You will find the best shopping in Dublin on and off Grafton Street. Toward the bottom of this pedestrian-only street you will find Dublin’s best department store, Brown Thomas, which recently opened a Luxury Hall supplying goodies from Jo Malone to Cartier. Where Grafton Street meets the famous Molly Malone statue, turn left on Suffolk Street to check out Avoca handweavers . No one does shabby chic better than the oldest retailer in Ireland, which has been producing classic and stylish woolens since 1723. At Fallon & Byrne you will find gourmet and export items and some of the nicest produce, meats, and wines in the city centre. Take a break from the best department store in Dublin, Brown Thomas, and hit Léon café on Wicklow Street for an americano and some of the best croissants and pastries in Dublin. If Brown Thomas doesn’t stock enough Vuitton to make you happy, you might want to brave the LUAS (Dublin’s lightrail service) to Dundrum where you can explore the latest designs at Harvey Nichols.
Hugh Lane Gallery; Book of Kells/Trinity College; National Gallery; Writers’ Museum; Kilmainham Gaol; Irish Museum of Modern Art (IMMA); Chester Beatty Library.
With one of the youngest populations in Europe, Dublin is a party capital city. The Temple Bar area boasts pubs, nightclubs, restaurants and general city debauchery every night and weekends are even busier with British and other European weekenders coming over for all kinds of occasions from stag and hen nights to 40th birthday parties and any other reason friends find to celebrate. In Dublin you can find burlesque at The Sugar Club (Lower Leeson St), live music at Vicar Street (on Thomas St, actually), and everything in between. If you can’t stay up that late, the Irish Film Institute (IFI) in Temple Bar has a nice selection of world and Irish cinema for early birds.

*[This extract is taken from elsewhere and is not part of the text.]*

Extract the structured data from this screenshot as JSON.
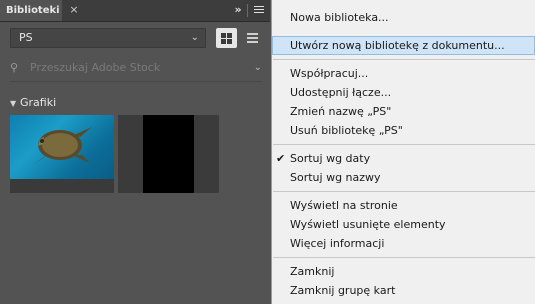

St Patrick’s Festival; Dublin Theatre Festival; Dublin Fringe Festival; Dublin Dance Festival; Dublin Gay Theatre Festival; Dublin Marathon; All-Ireland and other GAA matches; Rugby, soccer, and other internationals.